(Exercise directions) When you reproduce the listing, keep every word as it is and drop the pictures.

(Material provided)

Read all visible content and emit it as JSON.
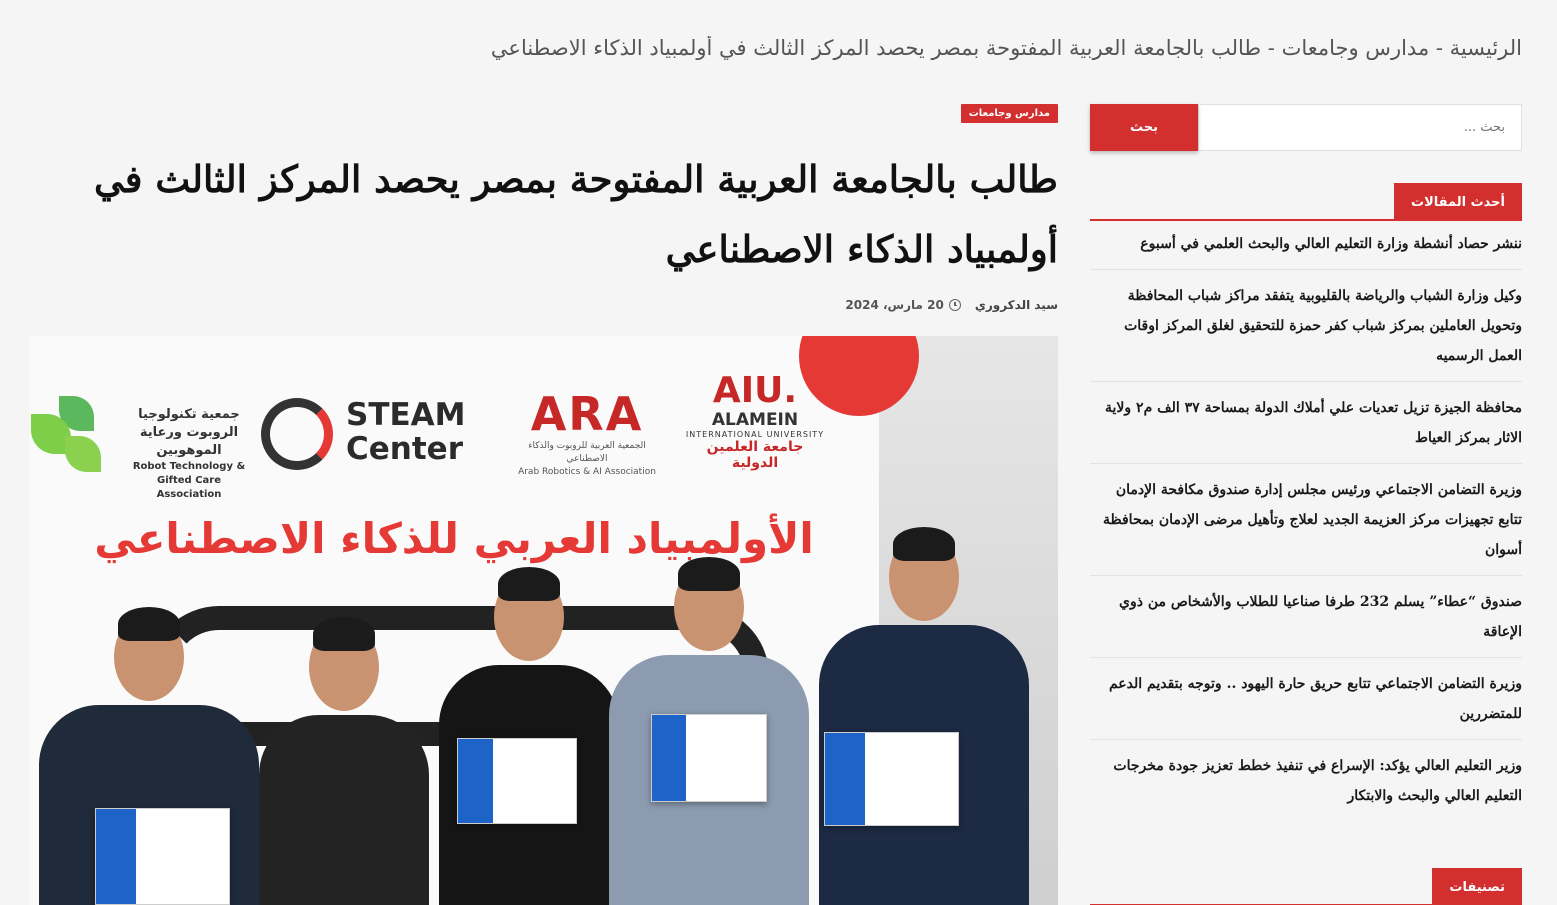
{
  "breadcrumb": {
    "home": "الرئيسية",
    "sep1": " - ",
    "section": "مدارس وجامعات",
    "sep2": " - ",
    "current": "طالب بالجامعة العربية المفتوحة بمصر يحصد المركز الثالث في أولمبياد الذكاء الاصطناعي"
  },
  "search": {
    "placeholder": "بحث ...",
    "button_label": "بحث"
  },
  "latest": {
    "title": "أحدث المقالات",
    "items": [
      "ننشر حصاد أنشطة وزارة التعليم العالي والبحث العلمي في أسبوع",
      "وكيل وزارة الشباب والرياضة بالقليوبية يتفقد مراكز شباب المحافظة وتحويل العاملين بمركز شباب كفر حمزة للتحقيق لغلق المركز اوقات العمل الرسميه",
      "محافظة الجيزة تزيل تعديات علي أملاك الدولة بمساحة ٣٧ الف م٢ ولاية الاثار بمركز العياط",
      "وزيرة التضامن الاجتماعي ورئيس مجلس إدارة صندوق مكافحة الإدمان تتابع تجهيزات مركز العزيمة الجديد لعلاج وتأهيل مرضى الإدمان بمحافظة أسوان",
      "صندوق “عطاء” يسلم 232 طرفا صناعيا للطلاب والأشخاص من ذوي الإعاقة",
      "وزيرة التضامن الاجتماعي تتابع حريق حارة اليهود .. وتوجه بتقديم الدعم للمتضررين",
      "وزير التعليم العالي يؤكد: الإسراع في تنفيذ خطط تعزيز جودة مخرجات التعليم العالي والبحث والابتكار"
    ]
  },
  "categories": {
    "title": "تصنيفات"
  },
  "article": {
    "category": "مدارس وجامعات",
    "headline": "طالب بالجامعة العربية المفتوحة بمصر يحصد المركز الثالث في أولمبياد الذكاء الاصطناعي",
    "author": "سيد الدكروري",
    "date": "20 مارس، 2024"
  },
  "photo": {
    "robot_assoc_ar": "جمعية تكنولوجيا الروبوت ورعاية الموهوبين",
    "robot_assoc_en": "Robot Technology & Gifted Care Association",
    "steam_line1": "STEAM",
    "steam_line2": "Center",
    "ara_mark": "ARA",
    "ara_ar": "الجمعية العربية للروبوت والذكاء الاصطناعي",
    "ara_en": "Arab Robotics & AI Association",
    "aiu_mark": "AIU.",
    "aiu_name": "ALAMEIN",
    "aiu_sub": "INTERNATIONAL UNIVERSITY",
    "aiu_ar": "جامعة العلمين الدولية",
    "olympiad": "الأولمبياد العربي للذكاء الاصطناعي"
  },
  "colors": {
    "accent": "#d32f2f",
    "background": "#f5f5f5"
  },
  "icons": [
    "clock-icon"
  ]
}
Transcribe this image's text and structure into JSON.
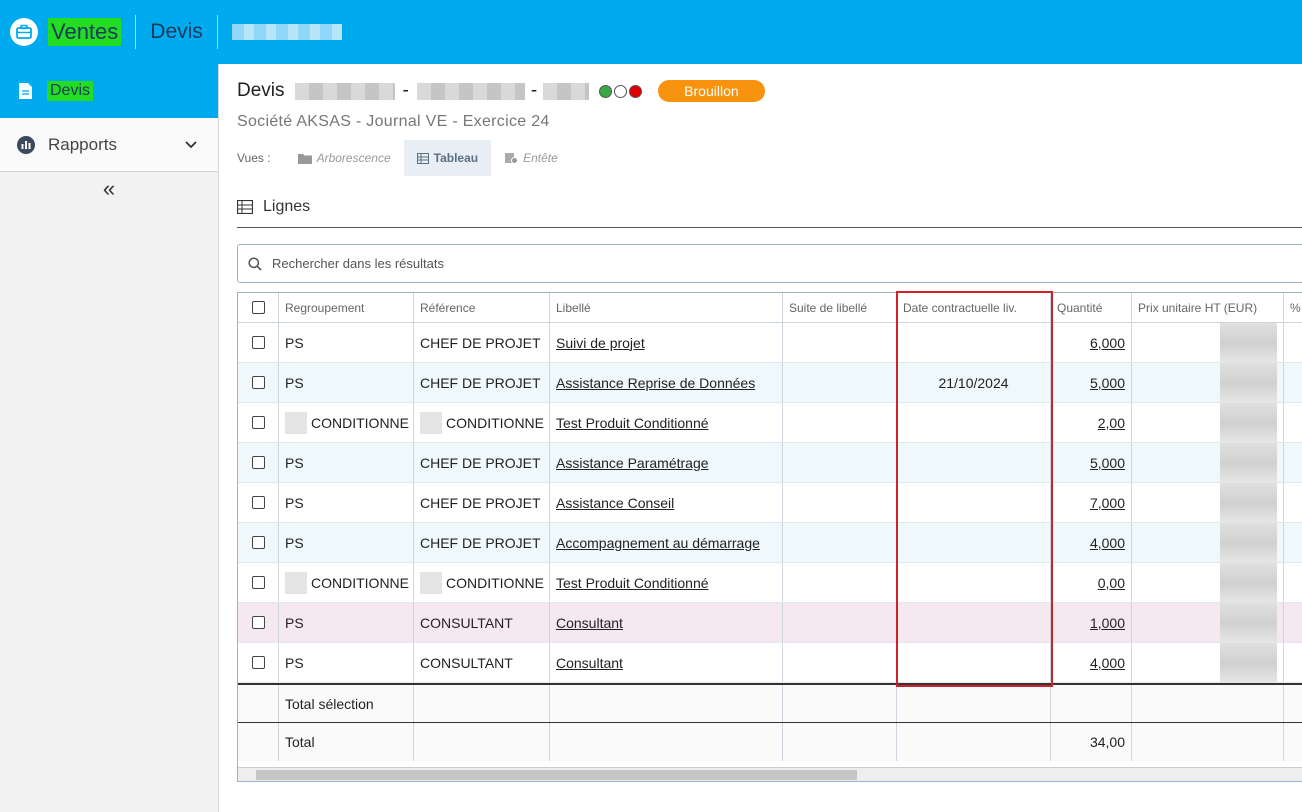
{
  "topbar": {
    "app_name": "Ventes",
    "module": "Devis"
  },
  "sidebar": {
    "items": [
      {
        "label": "Devis",
        "active": true
      },
      {
        "label": "Rapports",
        "active": false
      }
    ],
    "collapse_glyph": "«"
  },
  "header": {
    "title_prefix": "Devis",
    "sep1": "-",
    "sep2": "-",
    "status_badge": "Brouillon",
    "status_color": "#f7930e",
    "status_dots": [
      "#3aa843",
      "#ffffff",
      "#e00000"
    ],
    "subtitle": "Société AKSAS  -  Journal VE  -  Exercice 24"
  },
  "views": {
    "label": "Vues :",
    "items": [
      {
        "label": "Arborescence",
        "icon": "folder-icon",
        "active": false
      },
      {
        "label": "Tableau",
        "icon": "table-icon",
        "active": true
      },
      {
        "label": "Entête",
        "icon": "header-doc-icon",
        "active": false
      }
    ]
  },
  "section": {
    "title": "Lignes"
  },
  "search": {
    "placeholder": "Rechercher dans les résultats"
  },
  "table": {
    "headers": [
      "Regroupement",
      "Référence",
      "Libellé",
      "Suite de libellé",
      "Date contractuelle liv.",
      "Quantité",
      "Prix unitaire HT (EUR)",
      "%"
    ],
    "rows": [
      {
        "group": "PS",
        "ref": "CHEF DE PROJET",
        "label": "Suivi de projet",
        "suite": "",
        "date": "",
        "qty": "6,000",
        "masked": false
      },
      {
        "group": "PS",
        "ref": "CHEF DE PROJET",
        "label": "Assistance Reprise de Données",
        "suite": "",
        "date": "21/10/2024",
        "qty": "5,000",
        "masked": false
      },
      {
        "group": "CONDITIONNE",
        "ref": "CONDITIONNE",
        "label": "Test Produit Conditionné",
        "suite": "",
        "date": "",
        "qty": "2,00",
        "masked": true
      },
      {
        "group": "PS",
        "ref": "CHEF DE PROJET",
        "label": "Assistance Paramétrage ",
        "suite": "",
        "date": "",
        "qty": "5,000",
        "masked": false
      },
      {
        "group": "PS",
        "ref": "CHEF DE PROJET",
        "label": "Assistance Conseil ",
        "suite": "",
        "date": "",
        "qty": "7,000",
        "masked": false
      },
      {
        "group": "PS",
        "ref": "CHEF DE PROJET",
        "label": "Accompagnement au démarrage",
        "suite": "",
        "date": "",
        "qty": "4,000",
        "masked": false
      },
      {
        "group": "CONDITIONNE",
        "ref": "CONDITIONNE",
        "label": "Test Produit Conditionné",
        "suite": "",
        "date": "",
        "qty": "0,00",
        "masked": true
      },
      {
        "group": "PS",
        "ref": "CONSULTANT",
        "label": "Consultant",
        "suite": "",
        "date": "",
        "qty": "1,000",
        "masked": false
      },
      {
        "group": "PS",
        "ref": "CONSULTANT",
        "label": "Consultant",
        "suite": "",
        "date": "",
        "qty": "4,000",
        "masked": false
      }
    ],
    "total_selection_label": "Total sélection",
    "total_label": "Total",
    "total_qty": "34,00"
  }
}
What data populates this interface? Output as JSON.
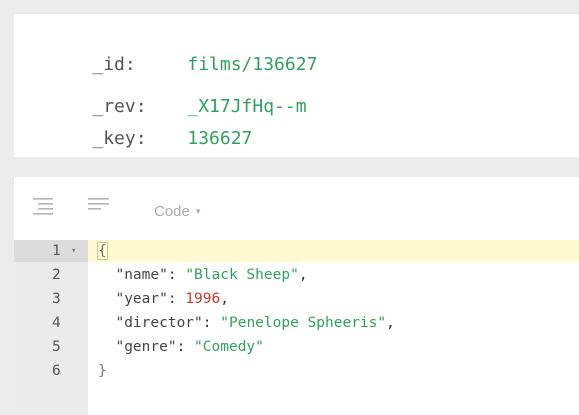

(Reply to the exercise)
Read all visible content and emit it as JSON.
{
  "breadcrumb": {
    "home": "الرئيسية",
    "sep1": " - ",
    "section": "مدارس وجامعات",
    "sep2": " - ",
    "current": "طالب بالجامعة العربية المفتوحة بمصر يحصد المركز الثالث في أولمبياد الذكاء الاصطناعي"
  },
  "search": {
    "placeholder": "بحث ...",
    "button_label": "بحث"
  },
  "latest": {
    "title": "أحدث المقالات",
    "items": [
      "ننشر حصاد أنشطة وزارة التعليم العالي والبحث العلمي في أسبوع",
      "وكيل وزارة الشباب والرياضة بالقليوبية يتفقد مراكز شباب المحافظة وتحويل العاملين بمركز شباب كفر حمزة للتحقيق لغلق المركز اوقات العمل الرسميه",
      "محافظة الجيزة تزيل تعديات علي أملاك الدولة بمساحة ٣٧ الف م٢ ولاية الاثار بمركز العياط",
      "وزيرة التضامن الاجتماعي ورئيس مجلس إدارة صندوق مكافحة الإدمان تتابع تجهيزات مركز العزيمة الجديد لعلاج وتأهيل مرضى الإدمان بمحافظة أسوان",
      "صندوق “عطاء” يسلم 232 طرفا صناعيا للطلاب والأشخاص من ذوي الإعاقة",
      "وزيرة التضامن الاجتماعي تتابع حريق حارة اليهود .. وتوجه بتقديم الدعم للمتضررين",
      "وزير التعليم العالي يؤكد: الإسراع في تنفيذ خطط تعزيز جودة مخرجات التعليم العالي والبحث والابتكار"
    ]
  },
  "categories": {
    "title": "تصنيفات"
  },
  "article": {
    "category": "مدارس وجامعات",
    "headline": "طالب بالجامعة العربية المفتوحة بمصر يحصد المركز الثالث في أولمبياد الذكاء الاصطناعي",
    "author": "سيد الدكروري",
    "date": "20 مارس، 2024"
  },
  "photo": {
    "robot_assoc_ar": "جمعية تكنولوجيا الروبوت ورعاية الموهوبين",
    "robot_assoc_en": "Robot Technology & Gifted Care Association",
    "steam_line1": "STEAM",
    "steam_line2": "Center",
    "ara_mark": "ARA",
    "ara_ar": "الجمعية العربية للروبوت والذكاء الاصطناعي",
    "ara_en": "Arab Robotics & AI Association",
    "aiu_mark": "AIU.",
    "aiu_name": "ALAMEIN",
    "aiu_sub": "INTERNATIONAL UNIVERSITY",
    "aiu_ar": "جامعة العلمين الدولية",
    "olympiad": "الأولمبياد العربي للذكاء الاصطناعي"
  },
  "colors": {
    "accent": "#d32f2f",
    "background": "#f5f5f5"
  },
  "icons": [
    "clock-icon"
  ]
}
Transcribe this image's text and structure into JSON.
{
  "topbar": {
    "app_name": "Ventes",
    "module": "Devis"
  },
  "sidebar": {
    "items": [
      {
        "label": "Devis",
        "active": true
      },
      {
        "label": "Rapports",
        "active": false
      }
    ],
    "collapse_glyph": "«"
  },
  "header": {
    "title_prefix": "Devis",
    "sep1": "-",
    "sep2": "-",
    "status_badge": "Brouillon",
    "status_color": "#f7930e",
    "status_dots": [
      "#3aa843",
      "#ffffff",
      "#e00000"
    ],
    "subtitle": "Société AKSAS  -  Journal VE  -  Exercice 24"
  },
  "views": {
    "label": "Vues :",
    "items": [
      {
        "label": "Arborescence",
        "icon": "folder-icon",
        "active": false
      },
      {
        "label": "Tableau",
        "icon": "table-icon",
        "active": true
      },
      {
        "label": "Entête",
        "icon": "header-doc-icon",
        "active": false
      }
    ]
  },
  "section": {
    "title": "Lignes"
  },
  "search": {
    "placeholder": "Rechercher dans les résultats"
  },
  "table": {
    "headers": [
      "Regroupement",
      "Référence",
      "Libellé",
      "Suite de libellé",
      "Date contractuelle liv.",
      "Quantité",
      "Prix unitaire HT (EUR)",
      "%"
    ],
    "rows": [
      {
        "group": "PS",
        "ref": "CHEF DE PROJET",
        "label": "Suivi de projet",
        "suite": "",
        "date": "",
        "qty": "6,000",
        "masked": false
      },
      {
        "group": "PS",
        "ref": "CHEF DE PROJET",
        "label": "Assistance Reprise de Données",
        "suite": "",
        "date": "21/10/2024",
        "qty": "5,000",
        "masked": false
      },
      {
        "group": "CONDITIONNE",
        "ref": "CONDITIONNE",
        "label": "Test Produit Conditionné",
        "suite": "",
        "date": "",
        "qty": "2,00",
        "masked": true
      },
      {
        "group": "PS",
        "ref": "CHEF DE PROJET",
        "label": "Assistance Paramétrage ",
        "suite": "",
        "date": "",
        "qty": "5,000",
        "masked": false
      },
      {
        "group": "PS",
        "ref": "CHEF DE PROJET",
        "label": "Assistance Conseil ",
        "suite": "",
        "date": "",
        "qty": "7,000",
        "masked": false
      },
      {
        "group": "PS",
        "ref": "CHEF DE PROJET",
        "label": "Accompagnement au démarrage",
        "suite": "",
        "date": "",
        "qty": "4,000",
        "masked": false
      },
      {
        "group": "CONDITIONNE",
        "ref": "CONDITIONNE",
        "label": "Test Produit Conditionné",
        "suite": "",
        "date": "",
        "qty": "0,00",
        "masked": true
      },
      {
        "group": "PS",
        "ref": "CONSULTANT",
        "label": "Consultant",
        "suite": "",
        "date": "",
        "qty": "1,000",
        "masked": false
      },
      {
        "group": "PS",
        "ref": "CONSULTANT",
        "label": "Consultant",
        "suite": "",
        "date": "",
        "qty": "4,000",
        "masked": false
      }
    ],
    "total_selection_label": "Total sélection",
    "total_label": "Total",
    "total_qty": "34,00"
  }
}
What data populates this interface? Output as JSON.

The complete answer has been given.